How have you changed/grown since working for your current company?
Working with Therapy Abroad has allowed for both professional and person growth. Working internationally in a country with very limited resources and a different disability framework shook some of the "truths" I had come to hold onto tightly. My perspectives on ability, intervention, and goals for the students I supported in Belize through Therapy Abroad did not always match up with the local families. It required me to set some of assumptions (and ego) aside in order to meet the needs of the population I was there to serve.
Those experiences in Belize generalized beautifully to the culturally and linguistically diverse students/families that I serve here in California as well. I've learned that partnership is not top down, but rather stepping alongside your partner as you move forward.
What is the best story you've heard from a return student?

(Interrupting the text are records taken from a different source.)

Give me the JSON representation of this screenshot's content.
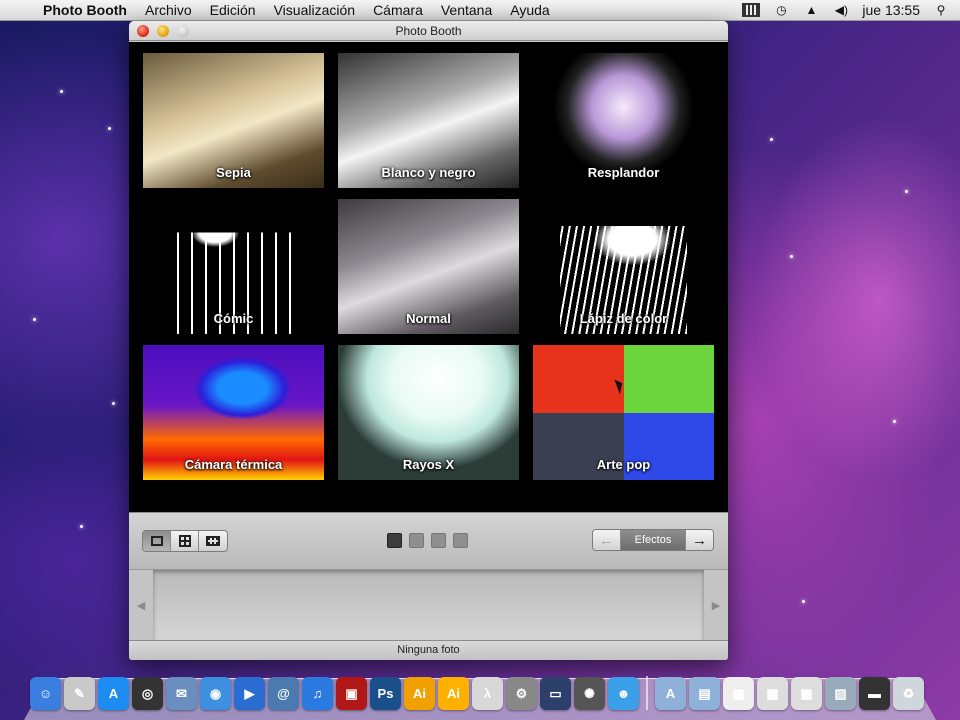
{
  "menubar": {
    "apple_symbol": "",
    "items": [
      "Photo Booth",
      "Archivo",
      "Edición",
      "Visualización",
      "Cámara",
      "Ventana",
      "Ayuda"
    ],
    "clock": "jue 13:55",
    "status_icons": [
      "screen-record-icon",
      "time-machine-icon",
      "eject-icon",
      "volume-icon",
      "spotlight-icon"
    ]
  },
  "window": {
    "title": "Photo Booth",
    "effects": [
      {
        "label": "Sepia",
        "style": "sepia"
      },
      {
        "label": "Blanco y negro",
        "style": "bw"
      },
      {
        "label": "Resplandor",
        "style": "glow"
      },
      {
        "label": "Cómic",
        "style": "comic"
      },
      {
        "label": "Normal",
        "style": "normal"
      },
      {
        "label": "Lápiz de color",
        "style": "pencil"
      },
      {
        "label": "Cámara térmica",
        "style": "thermal"
      },
      {
        "label": "Rayos X",
        "style": "xray"
      },
      {
        "label": "Arte pop",
        "style": "popart"
      }
    ],
    "toolbar": {
      "view_modes": [
        "single-photo-icon",
        "four-up-icon",
        "movie-icon"
      ],
      "active_view": 0,
      "page_count": 4,
      "active_page": 1,
      "effects_label": "Efectos",
      "prev_icon": "←",
      "next_icon": "→"
    },
    "status": "Ninguna foto"
  },
  "dock": {
    "icons": [
      {
        "name": "finder-icon",
        "glyph": "☺",
        "color": "#3a7fe0"
      },
      {
        "name": "preview-icon",
        "glyph": "✎",
        "color": "#c9c9c9"
      },
      {
        "name": "app-store-icon",
        "glyph": "A",
        "color": "#1d8cf0"
      },
      {
        "name": "dashboard-icon",
        "glyph": "◎",
        "color": "#333"
      },
      {
        "name": "mail-icon",
        "glyph": "✉",
        "color": "#6a8fbf"
      },
      {
        "name": "safari-icon",
        "glyph": "◉",
        "color": "#3f8fe0"
      },
      {
        "name": "facetime-icon",
        "glyph": "▶",
        "color": "#2a6cd1"
      },
      {
        "name": "address-book-icon",
        "glyph": "@",
        "color": "#4a7ab0"
      },
      {
        "name": "itunes-icon",
        "glyph": "♫",
        "color": "#2b7ae0"
      },
      {
        "name": "photo-booth-icon",
        "glyph": "▣",
        "color": "#b01717"
      },
      {
        "name": "photoshop-icon",
        "glyph": "Ps",
        "color": "#1b4f8a"
      },
      {
        "name": "illustrator-icon",
        "glyph": "Ai",
        "color": "#f0a000"
      },
      {
        "name": "illustrator-alt-icon",
        "glyph": "Ai",
        "color": "#ffb000"
      },
      {
        "name": "acrobat-icon",
        "glyph": "λ",
        "color": "#d8d8d8"
      },
      {
        "name": "system-preferences-icon",
        "glyph": "⚙",
        "color": "#888"
      },
      {
        "name": "imovie-icon",
        "glyph": "▭",
        "color": "#2d3f6b"
      },
      {
        "name": "itunes-visualizer-icon",
        "glyph": "✺",
        "color": "#555"
      },
      {
        "name": "messenger-icon",
        "glyph": "☻",
        "color": "#3ba0e8"
      },
      {
        "name": "applications-folder-icon",
        "glyph": "A",
        "color": "#8fb0d8"
      },
      {
        "name": "documents-folder-icon",
        "glyph": "▤",
        "color": "#8fb0d8"
      },
      {
        "name": "document-stack-icon",
        "glyph": "▦",
        "color": "#eee"
      },
      {
        "name": "document-stack-2-icon",
        "glyph": "▦",
        "color": "#ddd"
      },
      {
        "name": "document-stack-3-icon",
        "glyph": "▦",
        "color": "#ddd"
      },
      {
        "name": "image-stack-icon",
        "glyph": "▨",
        "color": "#9ab"
      },
      {
        "name": "drive-stack-icon",
        "glyph": "▬",
        "color": "#333"
      },
      {
        "name": "trash-icon",
        "glyph": "♻",
        "color": "#cfd6dc"
      }
    ]
  }
}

Last summer, I introduced an AAC Camp in Belize to support those students with the most sever and complex communication needs (CCN). To support this camp, I enrolled graduate students from SFSU who were studying to become AAC Specialists. The experience in Belize was for all of them their first flight of independence in working with students who had CCN outside of a highly structured and well financed university clinic.
The feedback I received from that group was overwhelmingly positive. They felt the had learned more in those two weeks on how to be an AAC Specialist than they had throughout their graduate school specialization. More importantly, their confidence grew tremendously as they saw the impact they could make on a child's life through AAC intervention. Putting theoretical knowledge to work is an exciting experience.
If you could go on any program that your company offers, which one would you choose and why?
Therapy Abroad is looking to expand into Thailand. I have spent a lot of time in Thailand and more broadly the South-East Asian region. With a couple of volunteer exceptions, I have mostly played the role of "tourist", and have minimally given back to the communities that have given so much to enrich my own life. I would dearly love to give back to the local people and those most vulnerable in that region.
What makes your company unique? When were you especially proud of your team?
I am very proud that I work for a company that is interested in developing local partnerships with the intent of helping countries develop their own experts in the field rather than being dependent on an outside foreign organization. We do not go into the countries to "save" people, but rather to share resources and build up local capacity.
What do you believe to be the biggest factor in being a successful company?
Honest discourse and transparency in all parts of the organization. Those two factors are needed for all team members and for local communities to build trust and healthy relationships amongst each other. Therapy Abroad members are under different layers of pressure, as we need to ensure a positive leaning experience for our university students who are dedicating two weeks to gain international experience, in addition to meeting the needs of the local population. Transparency and honest discourse are the elements that allow for this to occur.